Shivering in our wetsuits in the shadow of a giant psychedelic red, pink and blue sculpture made from 7,506 oil drums alongside 300 other swimmers wearing identical silver hats was a slightly surreal experience.
Taking place in the famous lake at London’s Hyde Park, Swim Serpentine has been running since 2016. This year we were lucky enough to have the ‘mastaba’, created by the artist Christo (known for his outlandish outdoor installations), as a backdrop.
The team from The Children’s Literacy Charity was made up from myself (Helen, Communications & Fundraising Officer), Literacy Intervention Tutor Cate and our friends and esteemed co-fundraisers Sarah and Lucy.
We were lining up at the start of the half-mile wave at the eye-wateringly early time of 8.30am on a Saturday morning. Ours was the first wave to take place – over the course of the day over 6,000 swimmers took the Serpentine’s murky waters – most clad in wetsuits, some hardy souls opting for swimming costumes alone. The water temperature was, we were informed, a none-too-chilly 16.8 degrees (anything lower than 15 degrees and wetsuits become a must).

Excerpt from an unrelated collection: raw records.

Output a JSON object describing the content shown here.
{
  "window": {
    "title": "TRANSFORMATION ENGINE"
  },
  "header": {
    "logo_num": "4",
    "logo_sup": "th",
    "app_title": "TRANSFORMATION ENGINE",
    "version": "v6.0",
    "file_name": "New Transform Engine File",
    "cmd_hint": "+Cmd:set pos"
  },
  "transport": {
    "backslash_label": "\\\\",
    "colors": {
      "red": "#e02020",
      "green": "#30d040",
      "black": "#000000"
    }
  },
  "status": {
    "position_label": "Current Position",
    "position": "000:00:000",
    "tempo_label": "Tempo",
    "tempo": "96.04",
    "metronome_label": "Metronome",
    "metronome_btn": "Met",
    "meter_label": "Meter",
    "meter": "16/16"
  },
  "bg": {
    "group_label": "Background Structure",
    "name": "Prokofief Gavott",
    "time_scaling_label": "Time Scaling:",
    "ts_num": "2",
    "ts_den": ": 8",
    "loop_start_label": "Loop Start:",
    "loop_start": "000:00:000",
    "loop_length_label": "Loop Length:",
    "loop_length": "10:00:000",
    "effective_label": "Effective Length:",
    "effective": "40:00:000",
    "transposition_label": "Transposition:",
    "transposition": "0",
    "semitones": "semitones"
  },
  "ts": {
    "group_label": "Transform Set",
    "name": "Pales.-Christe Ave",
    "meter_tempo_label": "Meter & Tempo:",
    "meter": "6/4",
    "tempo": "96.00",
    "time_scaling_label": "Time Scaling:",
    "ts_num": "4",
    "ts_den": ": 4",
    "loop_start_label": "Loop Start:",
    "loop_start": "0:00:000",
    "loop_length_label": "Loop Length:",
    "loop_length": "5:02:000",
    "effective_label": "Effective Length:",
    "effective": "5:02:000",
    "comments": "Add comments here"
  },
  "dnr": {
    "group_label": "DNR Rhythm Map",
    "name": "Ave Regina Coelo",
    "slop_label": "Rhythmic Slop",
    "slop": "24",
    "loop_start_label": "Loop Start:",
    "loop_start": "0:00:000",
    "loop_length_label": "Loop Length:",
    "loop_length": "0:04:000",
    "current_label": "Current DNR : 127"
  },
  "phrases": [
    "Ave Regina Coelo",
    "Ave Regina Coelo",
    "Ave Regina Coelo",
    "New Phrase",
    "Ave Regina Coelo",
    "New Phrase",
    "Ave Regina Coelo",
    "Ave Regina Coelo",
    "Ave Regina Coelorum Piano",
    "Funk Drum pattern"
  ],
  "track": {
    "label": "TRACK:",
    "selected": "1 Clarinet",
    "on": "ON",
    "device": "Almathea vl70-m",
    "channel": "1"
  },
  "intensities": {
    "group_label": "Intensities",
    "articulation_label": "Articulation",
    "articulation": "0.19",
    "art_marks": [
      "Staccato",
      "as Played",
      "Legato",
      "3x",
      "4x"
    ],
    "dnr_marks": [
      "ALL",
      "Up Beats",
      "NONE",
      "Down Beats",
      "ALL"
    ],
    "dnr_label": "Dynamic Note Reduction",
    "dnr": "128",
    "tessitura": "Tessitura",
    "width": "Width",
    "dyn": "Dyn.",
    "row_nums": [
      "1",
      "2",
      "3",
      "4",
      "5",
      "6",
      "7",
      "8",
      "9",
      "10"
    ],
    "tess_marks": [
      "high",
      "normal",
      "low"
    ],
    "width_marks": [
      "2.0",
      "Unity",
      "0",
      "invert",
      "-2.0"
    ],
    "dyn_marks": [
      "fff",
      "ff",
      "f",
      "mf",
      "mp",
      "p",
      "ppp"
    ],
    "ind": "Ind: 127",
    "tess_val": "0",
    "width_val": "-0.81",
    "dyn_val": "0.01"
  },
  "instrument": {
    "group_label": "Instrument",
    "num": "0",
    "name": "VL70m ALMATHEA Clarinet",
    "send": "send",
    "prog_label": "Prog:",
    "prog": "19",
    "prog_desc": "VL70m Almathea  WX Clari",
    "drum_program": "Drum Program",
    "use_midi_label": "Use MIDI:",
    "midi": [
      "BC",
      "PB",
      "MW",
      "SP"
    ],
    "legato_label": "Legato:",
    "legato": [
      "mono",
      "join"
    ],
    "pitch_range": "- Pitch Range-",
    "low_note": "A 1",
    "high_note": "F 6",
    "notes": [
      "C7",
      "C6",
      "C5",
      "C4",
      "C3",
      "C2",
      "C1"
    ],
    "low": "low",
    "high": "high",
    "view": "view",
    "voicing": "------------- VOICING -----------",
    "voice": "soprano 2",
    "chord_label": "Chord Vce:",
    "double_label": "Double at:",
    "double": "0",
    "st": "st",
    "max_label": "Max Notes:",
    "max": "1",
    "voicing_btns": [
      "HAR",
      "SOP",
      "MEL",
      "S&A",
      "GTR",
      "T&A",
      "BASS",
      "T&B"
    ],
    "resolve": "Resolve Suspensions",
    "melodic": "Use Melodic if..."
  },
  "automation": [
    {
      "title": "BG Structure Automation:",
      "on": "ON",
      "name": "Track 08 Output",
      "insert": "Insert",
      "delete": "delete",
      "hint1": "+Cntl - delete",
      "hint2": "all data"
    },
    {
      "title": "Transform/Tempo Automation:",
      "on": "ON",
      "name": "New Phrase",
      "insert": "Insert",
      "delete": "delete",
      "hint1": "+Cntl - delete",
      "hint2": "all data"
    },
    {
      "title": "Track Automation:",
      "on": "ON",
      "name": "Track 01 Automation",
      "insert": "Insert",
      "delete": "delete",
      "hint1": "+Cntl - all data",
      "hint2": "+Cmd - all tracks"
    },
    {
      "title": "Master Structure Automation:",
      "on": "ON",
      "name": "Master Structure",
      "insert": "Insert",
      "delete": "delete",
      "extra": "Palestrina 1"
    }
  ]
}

Once the klaxon sounded, the real keen bean swimmers dived in. The rest of us shuffled towards the starting line and, more tentatively, made it into the water. Thanks to our swimming hats and an acclimatising dip in the ‘dunk zone’ prior to the swim, the water temperature didn’t seem too bad.
It was then a case of aiming for the inflatable yellow buoys, hanging a right (there were helpful people in kayaks to ensure you didn’t swim off in the wrong direction!), swimming down to the Serpentine Bridge, before heading back towards the finish line by the mastaba. Easy.
Well, not exactly. But it was heaps of fun. Along the way there were swooping swans, flashes from cameras strategically positioned around the course to snap you as you streaked/paddled past, and then a volley of whoops and cheers from supporters in the grandstand as you surged/splashed triumphantly along the home straight.
We were then treated to a heavenly soak in a hot tub, before being handed our medals (together with rejuvenating energy bar and commemorative draw-string bag) and directed to the heated changing rooms.
As newcomers to the event, we thoroughly enjoyed it. It was well-organised, there was fantastic atmosphere, and completing the course felt like a real achievement.
We are extremely grateful to everyone who has supported us and helped us raise a phenomenal £1,200 (and counting!) towards supporting children’s literacy needs.
If you’d like to take part next year (and I’d thoroughly recommend it anyone, novices and pros alike – there are a range of distances available), please get in touch with our fundraising team!